**Problem details**.
Nothing in the records should differ when they are repeated. Restate them word for word.
╭─ Dataset
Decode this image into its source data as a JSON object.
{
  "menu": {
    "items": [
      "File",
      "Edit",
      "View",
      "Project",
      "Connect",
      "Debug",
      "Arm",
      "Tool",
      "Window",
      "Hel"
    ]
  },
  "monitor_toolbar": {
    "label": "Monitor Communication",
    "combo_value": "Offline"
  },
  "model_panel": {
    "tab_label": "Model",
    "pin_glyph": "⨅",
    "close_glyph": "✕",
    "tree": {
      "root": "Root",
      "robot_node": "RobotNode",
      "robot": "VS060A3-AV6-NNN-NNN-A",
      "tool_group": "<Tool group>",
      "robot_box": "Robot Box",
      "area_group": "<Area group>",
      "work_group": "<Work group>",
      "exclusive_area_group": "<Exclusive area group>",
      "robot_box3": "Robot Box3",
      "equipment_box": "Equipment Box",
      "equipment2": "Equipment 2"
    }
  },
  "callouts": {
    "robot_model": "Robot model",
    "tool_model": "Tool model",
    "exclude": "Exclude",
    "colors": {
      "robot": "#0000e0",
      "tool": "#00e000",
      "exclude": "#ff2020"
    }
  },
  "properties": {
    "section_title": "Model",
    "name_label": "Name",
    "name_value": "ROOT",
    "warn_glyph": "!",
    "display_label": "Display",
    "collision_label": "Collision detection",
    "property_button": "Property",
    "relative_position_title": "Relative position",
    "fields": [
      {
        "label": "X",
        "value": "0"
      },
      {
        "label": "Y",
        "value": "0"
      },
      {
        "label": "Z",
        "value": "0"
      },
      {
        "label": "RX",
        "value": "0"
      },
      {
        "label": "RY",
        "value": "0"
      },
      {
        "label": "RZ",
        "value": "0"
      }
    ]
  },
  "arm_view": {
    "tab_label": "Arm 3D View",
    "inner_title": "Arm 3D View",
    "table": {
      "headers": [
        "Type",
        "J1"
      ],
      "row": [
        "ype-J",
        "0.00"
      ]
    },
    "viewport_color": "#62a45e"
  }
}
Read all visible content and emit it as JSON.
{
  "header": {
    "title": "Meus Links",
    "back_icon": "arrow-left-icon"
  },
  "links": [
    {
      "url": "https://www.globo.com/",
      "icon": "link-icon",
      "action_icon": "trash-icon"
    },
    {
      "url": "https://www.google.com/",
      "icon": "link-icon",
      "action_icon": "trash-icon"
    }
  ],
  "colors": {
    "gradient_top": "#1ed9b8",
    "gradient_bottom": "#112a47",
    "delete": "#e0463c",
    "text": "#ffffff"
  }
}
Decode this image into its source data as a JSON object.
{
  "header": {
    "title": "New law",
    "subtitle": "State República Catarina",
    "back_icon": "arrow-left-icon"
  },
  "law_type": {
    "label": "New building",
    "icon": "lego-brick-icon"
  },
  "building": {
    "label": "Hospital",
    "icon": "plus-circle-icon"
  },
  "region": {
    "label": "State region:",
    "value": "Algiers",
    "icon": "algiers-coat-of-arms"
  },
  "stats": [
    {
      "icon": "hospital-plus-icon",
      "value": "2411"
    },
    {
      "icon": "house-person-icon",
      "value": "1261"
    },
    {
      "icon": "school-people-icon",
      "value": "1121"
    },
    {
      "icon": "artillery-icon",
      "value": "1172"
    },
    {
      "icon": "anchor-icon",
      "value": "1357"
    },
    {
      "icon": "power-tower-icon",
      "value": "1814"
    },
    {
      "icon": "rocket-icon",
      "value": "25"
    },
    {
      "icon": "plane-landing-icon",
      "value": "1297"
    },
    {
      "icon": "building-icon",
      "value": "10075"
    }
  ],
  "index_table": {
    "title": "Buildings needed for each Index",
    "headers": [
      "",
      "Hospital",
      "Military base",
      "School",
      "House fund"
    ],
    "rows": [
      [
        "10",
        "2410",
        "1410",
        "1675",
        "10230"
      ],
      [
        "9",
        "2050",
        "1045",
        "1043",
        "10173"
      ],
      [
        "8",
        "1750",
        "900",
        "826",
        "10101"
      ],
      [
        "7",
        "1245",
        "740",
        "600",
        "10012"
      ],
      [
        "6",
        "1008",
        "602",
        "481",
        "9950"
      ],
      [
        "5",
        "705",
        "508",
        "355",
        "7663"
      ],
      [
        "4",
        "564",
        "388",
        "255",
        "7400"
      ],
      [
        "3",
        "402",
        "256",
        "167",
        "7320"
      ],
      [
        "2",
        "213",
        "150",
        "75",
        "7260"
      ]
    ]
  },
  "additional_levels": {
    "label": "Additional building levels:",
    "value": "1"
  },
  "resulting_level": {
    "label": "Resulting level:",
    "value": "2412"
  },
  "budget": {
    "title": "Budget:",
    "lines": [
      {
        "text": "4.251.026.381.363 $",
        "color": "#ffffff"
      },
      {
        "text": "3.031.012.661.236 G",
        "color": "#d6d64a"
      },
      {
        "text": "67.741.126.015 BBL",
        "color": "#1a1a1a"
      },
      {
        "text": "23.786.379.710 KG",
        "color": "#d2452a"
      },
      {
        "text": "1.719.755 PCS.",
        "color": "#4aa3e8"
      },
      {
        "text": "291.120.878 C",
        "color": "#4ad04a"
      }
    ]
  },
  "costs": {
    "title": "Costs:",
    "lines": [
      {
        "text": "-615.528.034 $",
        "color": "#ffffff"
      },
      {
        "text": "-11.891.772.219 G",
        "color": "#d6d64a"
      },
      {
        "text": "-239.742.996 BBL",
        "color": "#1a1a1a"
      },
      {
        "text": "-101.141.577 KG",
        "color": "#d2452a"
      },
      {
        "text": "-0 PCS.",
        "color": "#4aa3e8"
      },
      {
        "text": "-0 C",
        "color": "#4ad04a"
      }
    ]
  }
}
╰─
**Solution to this task**.
Decode this image into its source data as a JSON object.
{
  "menu": {
    "items": [
      "File",
      "Edit",
      "View",
      "Project",
      "Connect",
      "Debug",
      "Arm",
      "Tool",
      "Window",
      "Hel"
    ]
  },
  "monitor_toolbar": {
    "label": "Monitor Communication",
    "combo_value": "Offline"
  },
  "model_panel": {
    "tab_label": "Model",
    "pin_glyph": "⨅",
    "close_glyph": "✕",
    "tree": {
      "root": "Root",
      "robot_node": "RobotNode",
      "robot": "VS060A3-AV6-NNN-NNN-A",
      "tool_group": "<Tool group>",
      "robot_box": "Robot Box",
      "area_group": "<Area group>",
      "work_group": "<Work group>",
      "exclusive_area_group": "<Exclusive area group>",
      "robot_box3": "Robot Box3",
      "equipment_box": "Equipment Box",
      "equipment2": "Equipment 2"
    }
  },
  "callouts": {
    "robot_model": "Robot model",
    "tool_model": "Tool model",
    "exclude": "Exclude",
    "colors": {
      "robot": "#0000e0",
      "tool": "#00e000",
      "exclude": "#ff2020"
    }
  },
  "properties": {
    "section_title": "Model",
    "name_label": "Name",
    "name_value": "ROOT",
    "warn_glyph": "!",
    "display_label": "Display",
    "collision_label": "Collision detection",
    "property_button": "Property",
    "relative_position_title": "Relative position",
    "fields": [
      {
        "label": "X",
        "value": "0"
      },
      {
        "label": "Y",
        "value": "0"
      },
      {
        "label": "Z",
        "value": "0"
      },
      {
        "label": "RX",
        "value": "0"
      },
      {
        "label": "RY",
        "value": "0"
      },
      {
        "label": "RZ",
        "value": "0"
      }
    ]
  },
  "arm_view": {
    "tab_label": "Arm 3D View",
    "inner_title": "Arm 3D View",
    "table": {
      "headers": [
        "Type",
        "J1"
      ],
      "row": [
        "ype-J",
        "0.00"
      ]
    },
    "viewport_color": "#62a45e"
  }
}
Read all visible content and emit it as JSON.
{
  "header": {
    "title": "Meus Links",
    "back_icon": "arrow-left-icon"
  },
  "links": [
    {
      "url": "https://www.globo.com/",
      "icon": "link-icon",
      "action_icon": "trash-icon"
    },
    {
      "url": "https://www.google.com/",
      "icon": "link-icon",
      "action_icon": "trash-icon"
    }
  ],
  "colors": {
    "gradient_top": "#1ed9b8",
    "gradient_bottom": "#112a47",
    "delete": "#e0463c",
    "text": "#ffffff"
  }
}
Decode this image into its source data as a JSON object.
{
  "header": {
    "title": "New law",
    "subtitle": "State República Catarina",
    "back_icon": "arrow-left-icon"
  },
  "law_type": {
    "label": "New building",
    "icon": "lego-brick-icon"
  },
  "building": {
    "label": "Hospital",
    "icon": "plus-circle-icon"
  },
  "region": {
    "label": "State region:",
    "value": "Algiers",
    "icon": "algiers-coat-of-arms"
  },
  "stats": [
    {
      "icon": "hospital-plus-icon",
      "value": "2411"
    },
    {
      "icon": "house-person-icon",
      "value": "1261"
    },
    {
      "icon": "school-people-icon",
      "value": "1121"
    },
    {
      "icon": "artillery-icon",
      "value": "1172"
    },
    {
      "icon": "anchor-icon",
      "value": "1357"
    },
    {
      "icon": "power-tower-icon",
      "value": "1814"
    },
    {
      "icon": "rocket-icon",
      "value": "25"
    },
    {
      "icon": "plane-landing-icon",
      "value": "1297"
    },
    {
      "icon": "building-icon",
      "value": "10075"
    }
  ],
  "index_table": {
    "title": "Buildings needed for each Index",
    "headers": [
      "",
      "Hospital",
      "Military base",
      "School",
      "House fund"
    ],
    "rows": [
      [
        "10",
        "2410",
        "1410",
        "1675",
        "10230"
      ],
      [
        "9",
        "2050",
        "1045",
        "1043",
        "10173"
      ],
      [
        "8",
        "1750",
        "900",
        "826",
        "10101"
      ],
      [
        "7",
        "1245",
        "740",
        "600",
        "10012"
      ],
      [
        "6",
        "1008",
        "602",
        "481",
        "9950"
      ],
      [
        "5",
        "705",
        "508",
        "355",
        "7663"
      ],
      [
        "4",
        "564",
        "388",
        "255",
        "7400"
      ],
      [
        "3",
        "402",
        "256",
        "167",
        "7320"
      ],
      [
        "2",
        "213",
        "150",
        "75",
        "7260"
      ]
    ]
  },
  "additional_levels": {
    "label": "Additional building levels:",
    "value": "1"
  },
  "resulting_level": {
    "label": "Resulting level:",
    "value": "2412"
  },
  "budget": {
    "title": "Budget:",
    "lines": [
      {
        "text": "4.251.026.381.363 $",
        "color": "#ffffff"
      },
      {
        "text": "3.031.012.661.236 G",
        "color": "#d6d64a"
      },
      {
        "text": "67.741.126.015 BBL",
        "color": "#1a1a1a"
      },
      {
        "text": "23.786.379.710 KG",
        "color": "#d2452a"
      },
      {
        "text": "1.719.755 PCS.",
        "color": "#4aa3e8"
      },
      {
        "text": "291.120.878 C",
        "color": "#4ad04a"
      }
    ]
  },
  "costs": {
    "title": "Costs:",
    "lines": [
      {
        "text": "-615.528.034 $",
        "color": "#ffffff"
      },
      {
        "text": "-11.891.772.219 G",
        "color": "#d6d64a"
      },
      {
        "text": "-239.742.996 BBL",
        "color": "#1a1a1a"
      },
      {
        "text": "-101.141.577 KG",
        "color": "#d2452a"
      },
      {
        "text": "-0 PCS.",
        "color": "#4aa3e8"
      },
      {
        "text": "-0 C",
        "color": "#4ad04a"
      }
    ]
  }
}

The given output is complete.